*EXERCISE INPUTS:*
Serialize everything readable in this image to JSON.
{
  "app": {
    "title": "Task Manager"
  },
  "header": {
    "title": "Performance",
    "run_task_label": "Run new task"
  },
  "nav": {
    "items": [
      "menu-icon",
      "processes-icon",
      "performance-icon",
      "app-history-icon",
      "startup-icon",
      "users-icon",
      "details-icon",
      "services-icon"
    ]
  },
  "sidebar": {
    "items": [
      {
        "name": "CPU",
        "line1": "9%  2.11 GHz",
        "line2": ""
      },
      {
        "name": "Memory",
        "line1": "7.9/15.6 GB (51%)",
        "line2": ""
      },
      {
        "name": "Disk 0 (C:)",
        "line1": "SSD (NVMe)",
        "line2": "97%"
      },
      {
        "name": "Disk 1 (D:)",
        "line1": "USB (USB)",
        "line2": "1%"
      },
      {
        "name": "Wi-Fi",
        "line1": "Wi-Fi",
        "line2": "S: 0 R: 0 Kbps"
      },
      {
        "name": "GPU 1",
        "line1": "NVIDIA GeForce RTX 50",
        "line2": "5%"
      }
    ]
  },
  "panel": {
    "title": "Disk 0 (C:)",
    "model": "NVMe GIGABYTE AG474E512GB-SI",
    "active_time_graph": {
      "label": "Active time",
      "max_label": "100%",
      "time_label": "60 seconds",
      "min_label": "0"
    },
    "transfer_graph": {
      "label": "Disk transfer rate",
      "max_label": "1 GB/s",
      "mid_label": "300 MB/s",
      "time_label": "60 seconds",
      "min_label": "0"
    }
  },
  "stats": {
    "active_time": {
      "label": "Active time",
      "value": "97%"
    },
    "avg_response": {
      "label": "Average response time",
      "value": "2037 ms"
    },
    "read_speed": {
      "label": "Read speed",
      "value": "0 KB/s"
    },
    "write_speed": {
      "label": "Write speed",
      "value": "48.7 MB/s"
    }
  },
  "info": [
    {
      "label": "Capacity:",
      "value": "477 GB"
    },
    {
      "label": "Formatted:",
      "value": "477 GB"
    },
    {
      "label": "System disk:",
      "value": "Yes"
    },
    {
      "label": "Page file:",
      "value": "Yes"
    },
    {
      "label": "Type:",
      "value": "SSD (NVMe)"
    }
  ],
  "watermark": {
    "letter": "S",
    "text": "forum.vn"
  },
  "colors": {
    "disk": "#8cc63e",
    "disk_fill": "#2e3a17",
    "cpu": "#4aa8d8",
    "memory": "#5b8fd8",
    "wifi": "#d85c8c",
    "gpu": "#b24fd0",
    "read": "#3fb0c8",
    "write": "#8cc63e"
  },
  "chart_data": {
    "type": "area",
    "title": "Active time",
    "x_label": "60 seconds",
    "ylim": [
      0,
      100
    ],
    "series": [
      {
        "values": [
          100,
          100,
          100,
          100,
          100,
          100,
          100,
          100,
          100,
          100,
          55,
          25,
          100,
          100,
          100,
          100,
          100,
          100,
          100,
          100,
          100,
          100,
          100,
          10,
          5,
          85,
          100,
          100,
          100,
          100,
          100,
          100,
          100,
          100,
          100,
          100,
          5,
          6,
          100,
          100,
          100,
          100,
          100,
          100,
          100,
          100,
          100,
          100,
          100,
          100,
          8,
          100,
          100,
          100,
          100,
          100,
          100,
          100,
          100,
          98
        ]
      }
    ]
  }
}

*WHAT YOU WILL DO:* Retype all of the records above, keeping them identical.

*WRITTEN ANSWER:*
Serialize everything readable in this image to JSON.
{
  "app": {
    "title": "Task Manager"
  },
  "header": {
    "title": "Performance",
    "run_task_label": "Run new task"
  },
  "nav": {
    "items": [
      "menu-icon",
      "processes-icon",
      "performance-icon",
      "app-history-icon",
      "startup-icon",
      "users-icon",
      "details-icon",
      "services-icon"
    ]
  },
  "sidebar": {
    "items": [
      {
        "name": "CPU",
        "line1": "9%  2.11 GHz",
        "line2": ""
      },
      {
        "name": "Memory",
        "line1": "7.9/15.6 GB (51%)",
        "line2": ""
      },
      {
        "name": "Disk 0 (C:)",
        "line1": "SSD (NVMe)",
        "line2": "97%"
      },
      {
        "name": "Disk 1 (D:)",
        "line1": "USB (USB)",
        "line2": "1%"
      },
      {
        "name": "Wi-Fi",
        "line1": "Wi-Fi",
        "line2": "S: 0 R: 0 Kbps"
      },
      {
        "name": "GPU 1",
        "line1": "NVIDIA GeForce RTX 50",
        "line2": "5%"
      }
    ]
  },
  "panel": {
    "title": "Disk 0 (C:)",
    "model": "NVMe GIGABYTE AG474E512GB-SI",
    "active_time_graph": {
      "label": "Active time",
      "max_label": "100%",
      "time_label": "60 seconds",
      "min_label": "0"
    },
    "transfer_graph": {
      "label": "Disk transfer rate",
      "max_label": "1 GB/s",
      "mid_label": "300 MB/s",
      "time_label": "60 seconds",
      "min_label": "0"
    }
  },
  "stats": {
    "active_time": {
      "label": "Active time",
      "value": "97%"
    },
    "avg_response": {
      "label": "Average response time",
      "value": "2037 ms"
    },
    "read_speed": {
      "label": "Read speed",
      "value": "0 KB/s"
    },
    "write_speed": {
      "label": "Write speed",
      "value": "48.7 MB/s"
    }
  },
  "info": [
    {
      "label": "Capacity:",
      "value": "477 GB"
    },
    {
      "label": "Formatted:",
      "value": "477 GB"
    },
    {
      "label": "System disk:",
      "value": "Yes"
    },
    {
      "label": "Page file:",
      "value": "Yes"
    },
    {
      "label": "Type:",
      "value": "SSD (NVMe)"
    }
  ],
  "watermark": {
    "letter": "S",
    "text": "forum.vn"
  },
  "colors": {
    "disk": "#8cc63e",
    "disk_fill": "#2e3a17",
    "cpu": "#4aa8d8",
    "memory": "#5b8fd8",
    "wifi": "#d85c8c",
    "gpu": "#b24fd0",
    "read": "#3fb0c8",
    "write": "#8cc63e"
  },
  "chart_data": {
    "type": "area",
    "title": "Active time",
    "x_label": "60 seconds",
    "ylim": [
      0,
      100
    ],
    "series": [
      {
        "values": [
          100,
          100,
          100,
          100,
          100,
          100,
          100,
          100,
          100,
          100,
          55,
          25,
          100,
          100,
          100,
          100,
          100,
          100,
          100,
          100,
          100,
          100,
          100,
          10,
          5,
          85,
          100,
          100,
          100,
          100,
          100,
          100,
          100,
          100,
          100,
          100,
          5,
          6,
          100,
          100,
          100,
          100,
          100,
          100,
          100,
          100,
          100,
          100,
          100,
          100,
          8,
          100,
          100,
          100,
          100,
          100,
          100,
          100,
          100,
          98
        ]
      }
    ]
  }
}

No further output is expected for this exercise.